TASK DETAILS =>
From first line to last, write out the data precisely as shown.

-.-.-

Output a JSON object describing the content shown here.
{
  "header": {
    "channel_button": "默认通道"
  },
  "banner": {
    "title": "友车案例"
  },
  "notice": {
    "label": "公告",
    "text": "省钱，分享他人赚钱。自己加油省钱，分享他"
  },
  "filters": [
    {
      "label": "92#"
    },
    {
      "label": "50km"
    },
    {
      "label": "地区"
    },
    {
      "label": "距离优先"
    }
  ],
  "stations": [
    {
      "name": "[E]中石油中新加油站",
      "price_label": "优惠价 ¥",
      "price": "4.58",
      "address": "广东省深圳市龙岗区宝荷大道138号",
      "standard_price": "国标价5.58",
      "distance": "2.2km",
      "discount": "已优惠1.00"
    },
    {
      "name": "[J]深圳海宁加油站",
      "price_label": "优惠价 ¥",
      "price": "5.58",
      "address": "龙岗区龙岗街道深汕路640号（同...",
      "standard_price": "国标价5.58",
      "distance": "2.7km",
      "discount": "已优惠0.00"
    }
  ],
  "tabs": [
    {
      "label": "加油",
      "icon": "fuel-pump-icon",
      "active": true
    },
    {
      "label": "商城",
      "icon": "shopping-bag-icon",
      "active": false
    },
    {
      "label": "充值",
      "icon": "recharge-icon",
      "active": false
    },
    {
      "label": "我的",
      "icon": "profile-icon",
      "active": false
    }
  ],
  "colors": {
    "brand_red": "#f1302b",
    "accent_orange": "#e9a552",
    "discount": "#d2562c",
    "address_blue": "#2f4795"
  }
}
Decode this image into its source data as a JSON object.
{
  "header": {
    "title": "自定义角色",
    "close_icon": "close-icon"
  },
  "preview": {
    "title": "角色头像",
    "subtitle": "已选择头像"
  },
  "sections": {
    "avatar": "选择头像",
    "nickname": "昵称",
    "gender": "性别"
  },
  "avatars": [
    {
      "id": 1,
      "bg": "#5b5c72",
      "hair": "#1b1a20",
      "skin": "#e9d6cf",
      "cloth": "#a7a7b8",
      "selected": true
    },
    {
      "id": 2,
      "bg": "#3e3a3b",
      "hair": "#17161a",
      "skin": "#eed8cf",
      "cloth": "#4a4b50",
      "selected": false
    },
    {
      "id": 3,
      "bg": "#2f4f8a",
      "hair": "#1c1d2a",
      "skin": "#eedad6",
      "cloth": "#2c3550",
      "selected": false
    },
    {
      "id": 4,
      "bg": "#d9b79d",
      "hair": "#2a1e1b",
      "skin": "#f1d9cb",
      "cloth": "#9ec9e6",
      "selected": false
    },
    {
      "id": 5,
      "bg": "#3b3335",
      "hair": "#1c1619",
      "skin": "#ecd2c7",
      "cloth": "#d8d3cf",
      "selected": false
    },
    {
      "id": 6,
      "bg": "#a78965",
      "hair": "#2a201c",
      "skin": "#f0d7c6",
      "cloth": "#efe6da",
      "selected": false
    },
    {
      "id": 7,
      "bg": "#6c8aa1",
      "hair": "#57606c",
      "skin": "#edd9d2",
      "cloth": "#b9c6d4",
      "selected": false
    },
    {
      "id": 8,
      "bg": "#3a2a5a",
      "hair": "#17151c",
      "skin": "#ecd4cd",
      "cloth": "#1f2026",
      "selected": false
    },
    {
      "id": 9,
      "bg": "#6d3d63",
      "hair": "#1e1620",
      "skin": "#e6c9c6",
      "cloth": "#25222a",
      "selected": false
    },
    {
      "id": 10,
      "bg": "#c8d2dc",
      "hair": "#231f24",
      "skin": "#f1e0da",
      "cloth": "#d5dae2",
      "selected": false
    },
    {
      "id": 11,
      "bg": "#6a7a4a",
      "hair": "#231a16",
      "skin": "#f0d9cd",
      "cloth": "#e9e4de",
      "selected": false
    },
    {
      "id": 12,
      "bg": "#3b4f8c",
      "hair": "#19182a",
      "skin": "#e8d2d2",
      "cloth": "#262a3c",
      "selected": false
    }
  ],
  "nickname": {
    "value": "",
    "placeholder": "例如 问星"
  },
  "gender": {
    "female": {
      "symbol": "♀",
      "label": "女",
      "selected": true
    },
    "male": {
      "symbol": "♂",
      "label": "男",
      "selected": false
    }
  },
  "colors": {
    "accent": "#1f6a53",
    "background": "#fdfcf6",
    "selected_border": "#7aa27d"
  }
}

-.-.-

PROBLEM SOLUTION =>
Output a JSON object describing the content shown here.
{
  "header": {
    "channel_button": "默认通道"
  },
  "banner": {
    "title": "友车案例"
  },
  "notice": {
    "label": "公告",
    "text": "省钱，分享他人赚钱。自己加油省钱，分享他"
  },
  "filters": [
    {
      "label": "92#"
    },
    {
      "label": "50km"
    },
    {
      "label": "地区"
    },
    {
      "label": "距离优先"
    }
  ],
  "stations": [
    {
      "name": "[E]中石油中新加油站",
      "price_label": "优惠价 ¥",
      "price": "4.58",
      "address": "广东省深圳市龙岗区宝荷大道138号",
      "standard_price": "国标价5.58",
      "distance": "2.2km",
      "discount": "已优惠1.00"
    },
    {
      "name": "[J]深圳海宁加油站",
      "price_label": "优惠价 ¥",
      "price": "5.58",
      "address": "龙岗区龙岗街道深汕路640号（同...",
      "standard_price": "国标价5.58",
      "distance": "2.7km",
      "discount": "已优惠0.00"
    }
  ],
  "tabs": [
    {
      "label": "加油",
      "icon": "fuel-pump-icon",
      "active": true
    },
    {
      "label": "商城",
      "icon": "shopping-bag-icon",
      "active": false
    },
    {
      "label": "充值",
      "icon": "recharge-icon",
      "active": false
    },
    {
      "label": "我的",
      "icon": "profile-icon",
      "active": false
    }
  ],
  "colors": {
    "brand_red": "#f1302b",
    "accent_orange": "#e9a552",
    "discount": "#d2562c",
    "address_blue": "#2f4795"
  }
}
Decode this image into its source data as a JSON object.
{
  "header": {
    "title": "自定义角色",
    "close_icon": "close-icon"
  },
  "preview": {
    "title": "角色头像",
    "subtitle": "已选择头像"
  },
  "sections": {
    "avatar": "选择头像",
    "nickname": "昵称",
    "gender": "性别"
  },
  "avatars": [
    {
      "id": 1,
      "bg": "#5b5c72",
      "hair": "#1b1a20",
      "skin": "#e9d6cf",
      "cloth": "#a7a7b8",
      "selected": true
    },
    {
      "id": 2,
      "bg": "#3e3a3b",
      "hair": "#17161a",
      "skin": "#eed8cf",
      "cloth": "#4a4b50",
      "selected": false
    },
    {
      "id": 3,
      "bg": "#2f4f8a",
      "hair": "#1c1d2a",
      "skin": "#eedad6",
      "cloth": "#2c3550",
      "selected": false
    },
    {
      "id": 4,
      "bg": "#d9b79d",
      "hair": "#2a1e1b",
      "skin": "#f1d9cb",
      "cloth": "#9ec9e6",
      "selected": false
    },
    {
      "id": 5,
      "bg": "#3b3335",
      "hair": "#1c1619",
      "skin": "#ecd2c7",
      "cloth": "#d8d3cf",
      "selected": false
    },
    {
      "id": 6,
      "bg": "#a78965",
      "hair": "#2a201c",
      "skin": "#f0d7c6",
      "cloth": "#efe6da",
      "selected": false
    },
    {
      "id": 7,
      "bg": "#6c8aa1",
      "hair": "#57606c",
      "skin": "#edd9d2",
      "cloth": "#b9c6d4",
      "selected": false
    },
    {
      "id": 8,
      "bg": "#3a2a5a",
      "hair": "#17151c",
      "skin": "#ecd4cd",
      "cloth": "#1f2026",
      "selected": false
    },
    {
      "id": 9,
      "bg": "#6d3d63",
      "hair": "#1e1620",
      "skin": "#e6c9c6",
      "cloth": "#25222a",
      "selected": false
    },
    {
      "id": 10,
      "bg": "#c8d2dc",
      "hair": "#231f24",
      "skin": "#f1e0da",
      "cloth": "#d5dae2",
      "selected": false
    },
    {
      "id": 11,
      "bg": "#6a7a4a",
      "hair": "#231a16",
      "skin": "#f0d9cd",
      "cloth": "#e9e4de",
      "selected": false
    },
    {
      "id": 12,
      "bg": "#3b4f8c",
      "hair": "#19182a",
      "skin": "#e8d2d2",
      "cloth": "#262a3c",
      "selected": false
    }
  ],
  "nickname": {
    "value": "",
    "placeholder": "例如 问星"
  },
  "gender": {
    "female": {
      "symbol": "♀",
      "label": "女",
      "selected": true
    },
    "male": {
      "symbol": "♂",
      "label": "男",
      "selected": false
    }
  },
  "colors": {
    "accent": "#1f6a53",
    "background": "#fdfcf6",
    "selected_border": "#7aa27d"
  }
}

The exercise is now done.